Exercise aim:
Go through the entries, filter for the word "icon", and copy every line that has it.

Recorded data:

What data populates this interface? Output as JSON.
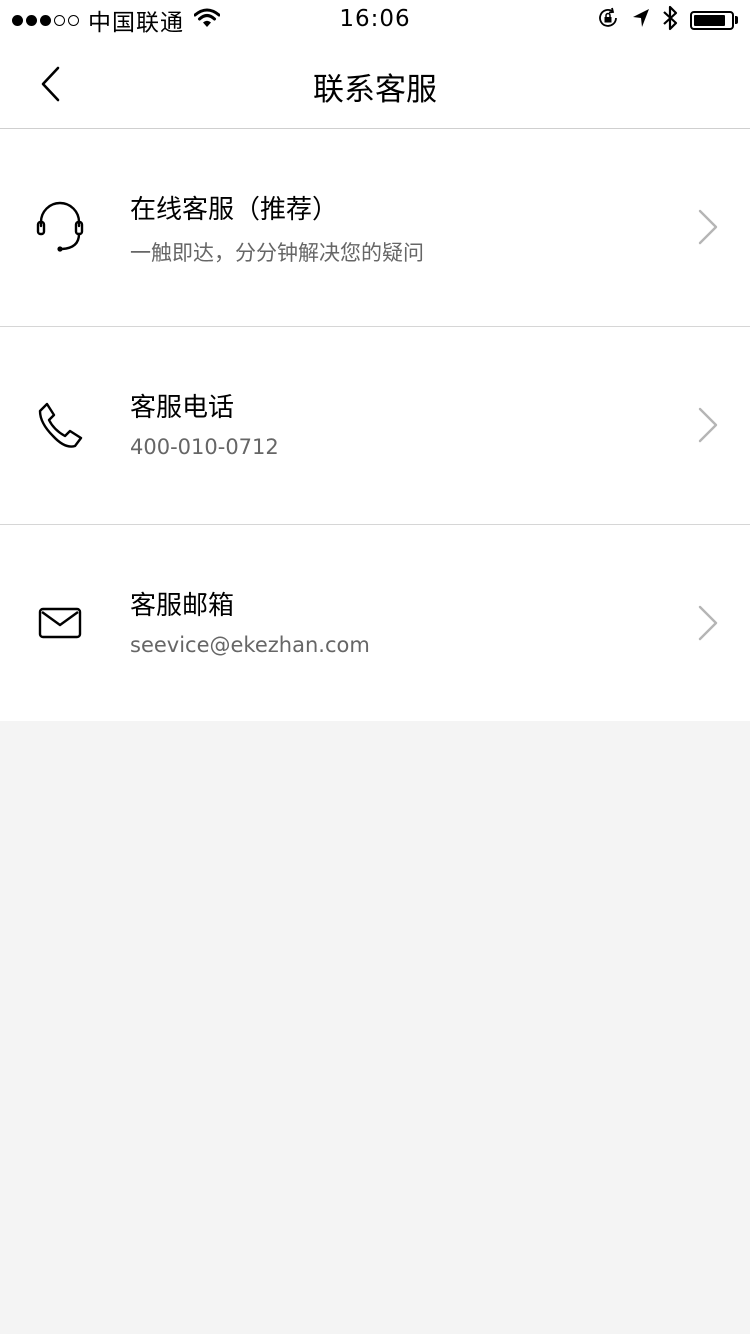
{
  "status_bar": {
    "carrier": "中国联通",
    "time": "16:06",
    "signal_strength": 3,
    "signal_max": 5,
    "battery_level": 0.85
  },
  "nav": {
    "back_icon": "chevron-left-icon",
    "title": "联系客服"
  },
  "contacts": [
    {
      "icon": "headset-icon",
      "title": "在线客服（推荐）",
      "subtitle": "一触即达，分分钟解决您的疑问"
    },
    {
      "icon": "phone-icon",
      "title": "客服电话",
      "subtitle": "400-010-0712"
    },
    {
      "icon": "mail-icon",
      "title": "客服邮箱",
      "subtitle": "seevice@ekezhan.com"
    }
  ],
  "colors": {
    "page_background": "#f4f4f4",
    "card_background": "#ffffff",
    "divider": "#d6d6d6",
    "subtitle_text": "#666666",
    "chevron": "#b5b5b5"
  }
}
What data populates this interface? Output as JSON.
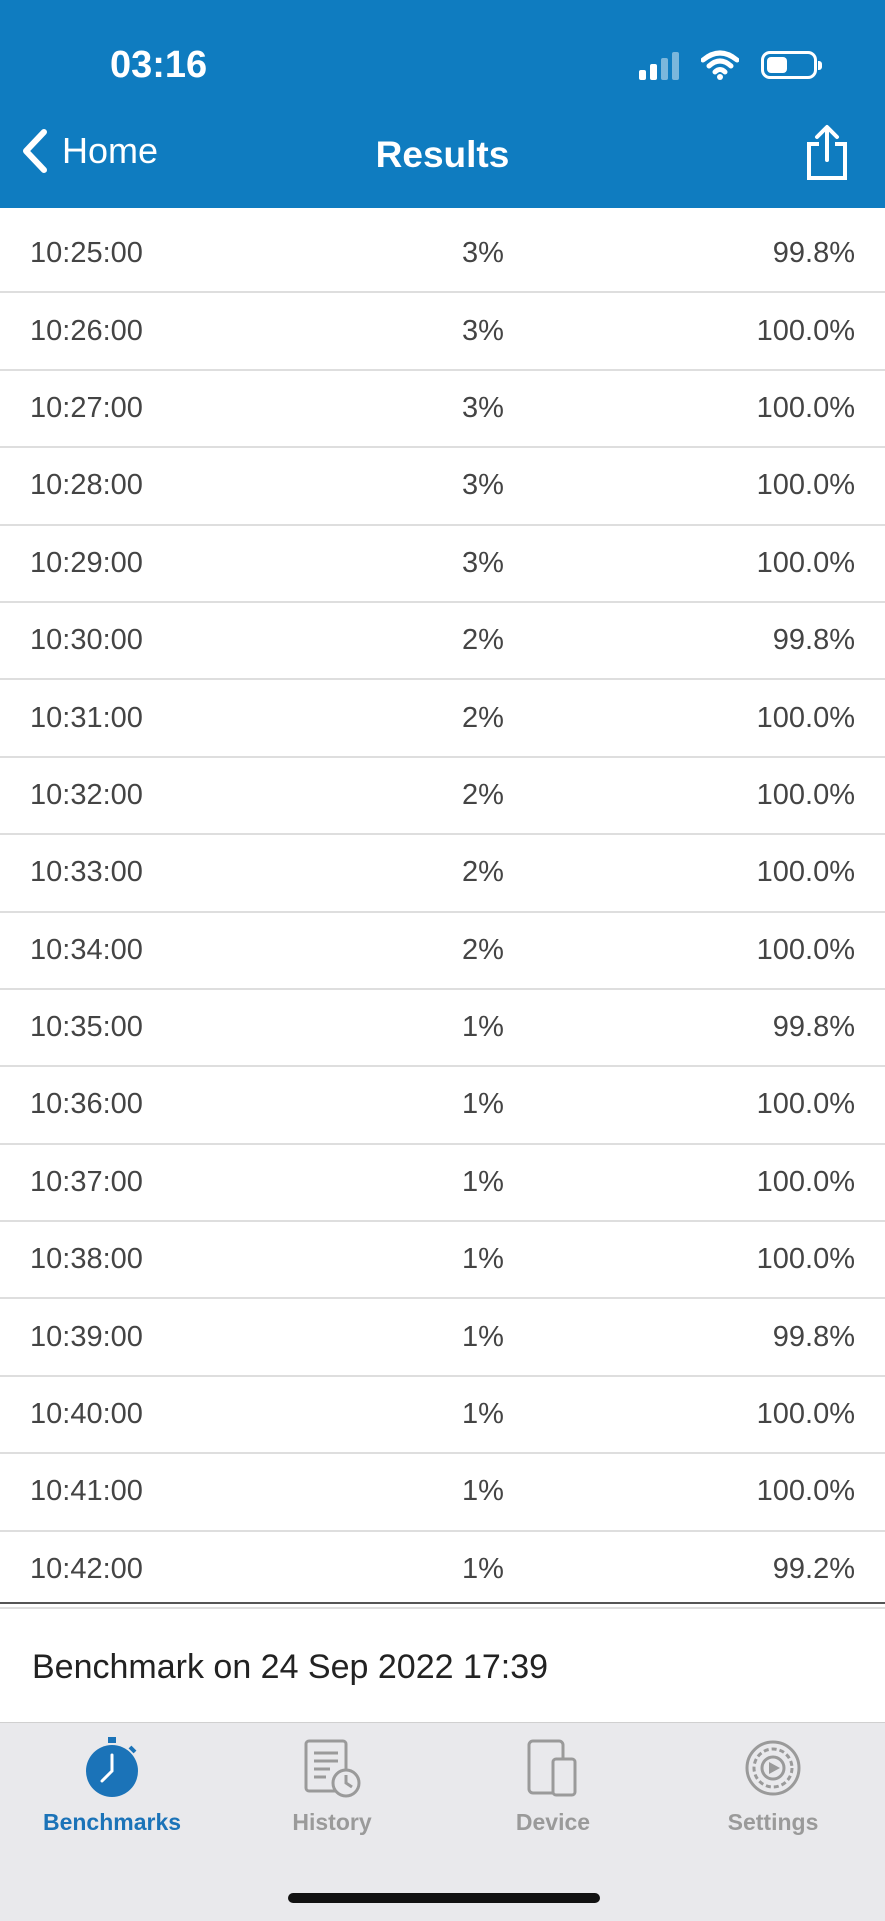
{
  "status_bar": {
    "time": "03:16"
  },
  "nav": {
    "back_label": "Home",
    "title": "Results"
  },
  "rows": [
    {
      "time": "10:25:00",
      "pct": "3%",
      "value": "99.8%"
    },
    {
      "time": "10:26:00",
      "pct": "3%",
      "value": "100.0%"
    },
    {
      "time": "10:27:00",
      "pct": "3%",
      "value": "100.0%"
    },
    {
      "time": "10:28:00",
      "pct": "3%",
      "value": "100.0%"
    },
    {
      "time": "10:29:00",
      "pct": "3%",
      "value": "100.0%"
    },
    {
      "time": "10:30:00",
      "pct": "2%",
      "value": "99.8%"
    },
    {
      "time": "10:31:00",
      "pct": "2%",
      "value": "100.0%"
    },
    {
      "time": "10:32:00",
      "pct": "2%",
      "value": "100.0%"
    },
    {
      "time": "10:33:00",
      "pct": "2%",
      "value": "100.0%"
    },
    {
      "time": "10:34:00",
      "pct": "2%",
      "value": "100.0%"
    },
    {
      "time": "10:35:00",
      "pct": "1%",
      "value": "99.8%"
    },
    {
      "time": "10:36:00",
      "pct": "1%",
      "value": "100.0%"
    },
    {
      "time": "10:37:00",
      "pct": "1%",
      "value": "100.0%"
    },
    {
      "time": "10:38:00",
      "pct": "1%",
      "value": "100.0%"
    },
    {
      "time": "10:39:00",
      "pct": "1%",
      "value": "99.8%"
    },
    {
      "time": "10:40:00",
      "pct": "1%",
      "value": "100.0%"
    },
    {
      "time": "10:41:00",
      "pct": "1%",
      "value": "100.0%"
    },
    {
      "time": "10:42:00",
      "pct": "1%",
      "value": "99.2%"
    }
  ],
  "footer": {
    "benchmark_text": "Benchmark on 24 Sep 2022 17:39"
  },
  "tabbar": {
    "tabs": [
      {
        "label": "Benchmarks",
        "icon": "stopwatch-icon",
        "active": true
      },
      {
        "label": "History",
        "icon": "history-icon",
        "active": false
      },
      {
        "label": "Device",
        "icon": "device-icon",
        "active": false
      },
      {
        "label": "Settings",
        "icon": "gear-icon",
        "active": false
      }
    ]
  },
  "colors": {
    "brand": "#0f7cc0",
    "active_tab": "#1b73b8",
    "inactive_tab": "#9a9a9a"
  }
}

Answer:
    "back_icon": "chevron-left-icon",
      "icon": "headset-icon",
      "icon": "phone-icon",
      "icon": "mail-icon",
        "icon": "stopwatch-icon",
        "icon": "history-icon",
        "icon": "device-icon",
        "icon": "gear-icon",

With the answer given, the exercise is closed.